Pain. Sudden severe abdominal pain, especially in the lower abdomen and on the left side, is common with colon spasms. The pain can vary in its intensity with each spasm. Gas or bloating.
Inflammation of the large intestine (colon), or ulcerative colitis, can also cause lower back pain. Other symptoms include abdominal cramps and rectal pain.
Symptoms of diverticulitis include nausea, vomiting, abdominal pain, fever, and constipation or diarrhea. Pain often affects the lower left side of the abdomen, but it can radiate to the back, legs, groin, and side as well.
The blockage in your colon or rectum can cause a dull pain that extends from your abdomen to your lower back. Sometimes, back pain caused by a tumor or infection could have constipation as a side effect. In other cases, lower back pain may not be related to constipation.
For example, some may have general abdominal pain, while others may feel pain in a specific spot. People may also feel pain in the area of the rectum, just above the anus. This pain may feel sharp and stabbing or dull and achy.
Back pain is common among IBS patients, though the exact incidence is unknown. Studies estimate it affects between 28 and 81 percent of people with the disorder. Some experts believe that it may be referred pain, or pain that originates elsewhere in the body and is felt in the back.
As well, organs such as the kidneys, pancreas, colon, and uterus are located near your lower back. All of these can be responsible for pain in the left side of your lower back, so there are many potential causes. While many require treatment, most aren't serious.
Common alternative conditions that can clinically mimic diverticulitis include small bowel obstruction, primary epiploic appendagitis, acute cholecystitis, appendicitis, ileitis, ovarian cystic disease, and ureteral stone disease.
A muscle or ligament strain is one of the most common causes of lower back pain. It can be caused by: repeated heavy lifting. bending or twisting awkwardly.
Patients with ulcerative colitis may have symptoms in parts of their bodies outside of the digestive system. There are forms of arthritis and back pain that are related to ulcerative colitis. Some of these conditions improve with medications for the digestive symptoms of ulcerative colitis.

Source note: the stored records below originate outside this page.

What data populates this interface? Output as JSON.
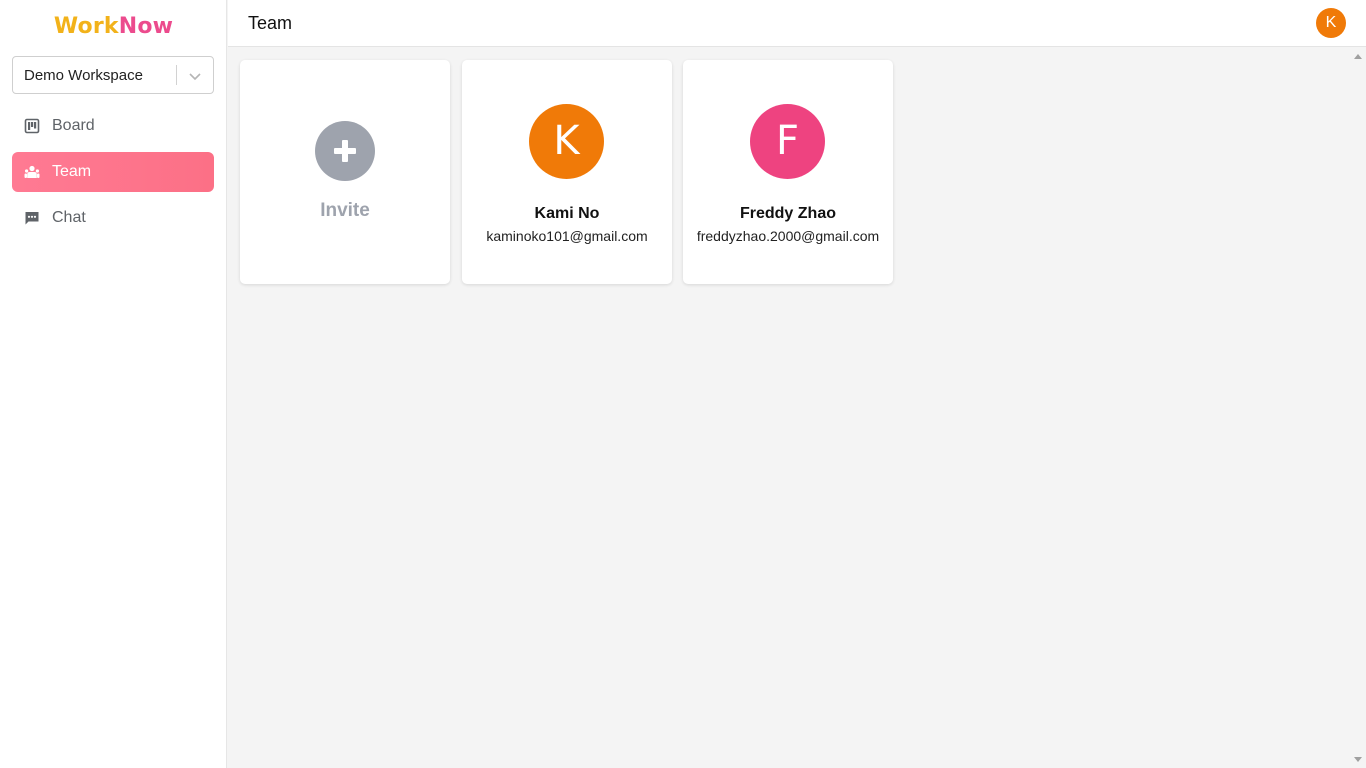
{
  "app": {
    "logo_part1": "Work",
    "logo_part2": "Now",
    "colors": {
      "logo_yellow": "#f2b21a",
      "logo_pink": "#ec4b8d",
      "active_nav": "#fc7086"
    }
  },
  "sidebar": {
    "workspace": {
      "selected": "Demo Workspace"
    },
    "items": [
      {
        "label": "Board",
        "icon": "board-icon",
        "active": false
      },
      {
        "label": "Team",
        "icon": "team-icon",
        "active": true
      },
      {
        "label": "Chat",
        "icon": "chat-icon",
        "active": false
      }
    ]
  },
  "header": {
    "title": "Team",
    "user_initial": "K",
    "user_avatar_color": "#f07a08"
  },
  "team": {
    "invite_label": "Invite",
    "members": [
      {
        "initial": "K",
        "name": "Kami No",
        "email": "kaminoko101@gmail.com",
        "color": "#f07a08"
      },
      {
        "initial": "F",
        "name": "Freddy Zhao",
        "email": "freddyzhao.2000@gmail.com",
        "color": "#ee4380"
      }
    ]
  }
}
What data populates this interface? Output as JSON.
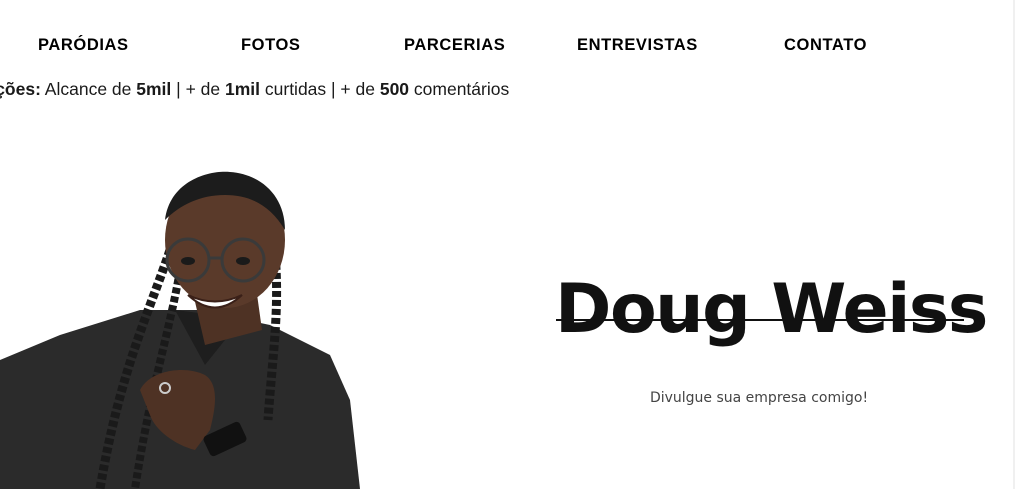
{
  "nav": {
    "items": [
      {
        "label": "PARÓDIAS"
      },
      {
        "label": "FOTOS"
      },
      {
        "label": "PARCERIAS"
      },
      {
        "label": "ENTREVISTAS"
      },
      {
        "label": "CONTATO"
      }
    ]
  },
  "ticker": {
    "lead": "licações:",
    "t1": " Alcance de ",
    "b1": "5mil",
    "t2": " | + de ",
    "b2": "1mil",
    "t3": " curtidas | + de ",
    "b3": "500",
    "t4": " comentários"
  },
  "hero": {
    "title": "Doug Weiss",
    "subtitle": "Divulgue sua empresa comigo!"
  },
  "colors": {
    "text": "#111111",
    "shirt": "#2a2a2a",
    "skin": "#5a3a2a"
  }
}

If you look around the internet you can see that you are not alone; while most people do not experience negative symptoms after the first hour or so following a colonoscopy a number of people have experienced back pain for some days afterward.
Most of the time, gas is no more than a minor annoyance. However, gas occasionally produces intense pain that makes the entire abdomen feel full and tender. This pain can radiate to the back, causing back pain and bloating. Minor gastrointestinal problems, such as stomach viruses, may also cause intense gas pain.
A persistent change in your bowel habits, including diarrhea or constipation or a change in the consistency of your stool. Rectal bleeding or blood in your stool. Persistent abdominal discomfort, such as cramps, gas or pain. A feeling that your bowel doesn't empty completely.
Some tumors may grow big enough to be felt from the outside of the body. If there is bleeding inside, it usually isn't obvious. However, a person may feel weak or tired because of severe anemia caused by loss of blood.
Appendicitis. If your appendix becomes inflamed, it causes appendicitis. This appendage is located where the small and large intestines meet, on the right side of the body, and therefore causes right side abdominal pain.
Ulcerative colitis is a type of inflammatory bowel disease (IBD). Diverticulosis patients may have no symptoms. When symptoms do occur they can include abdominal pain, bloating, constipation (less often, diarrhea), and cramping.
Excess gas is often a symptom of chronic intestinal conditions, such as diverticulitis, ulcerative colitis or Crohn's disease. Small bowel bacterial overgrowth. An increase or change in the bacteria in the small intestine can cause excess gas, diarrhea and weight loss. Food intolerances.
Also, the mean age of patients with the first episode of diverticulitis is approximately 65 years, and such patients have an average life expectancy of 14 years.
Liver pain and liver disease. Liver pain can be dull and nonspecific, but it can also be severe. It may result in a backache.
The kidneys are located on either side of your spine, under your rib cage. Your right kidney hangs a little lower than the left, making it even more likely to cause lower back pain if it's infected, irritated, or inflamed.
Most people feel it as a dull, throbbing sensation in the upper right abdomen. Liver pain can also feel like a stabbing sensation that takes your breath away. Sometimes this pain is accompanied by swelling, and occasionally people feel radiating liver pain in their back or in their right shoulder blade.
Diverticulitis stool characteristics
Color: The stool may be bright red, maroon, or black and tarry, which indicates the presence of blood. Stools may contain more mucus than normal. Odor: The stool odor may be increasingly foul compared to the typical smell.
Although IBS pain is commonly felt in the abdomen, pain directly or indirectly associated with IBS may also be felt in multiple areas of the body, including the back, chest, head, jaw, face, anus, and rectum.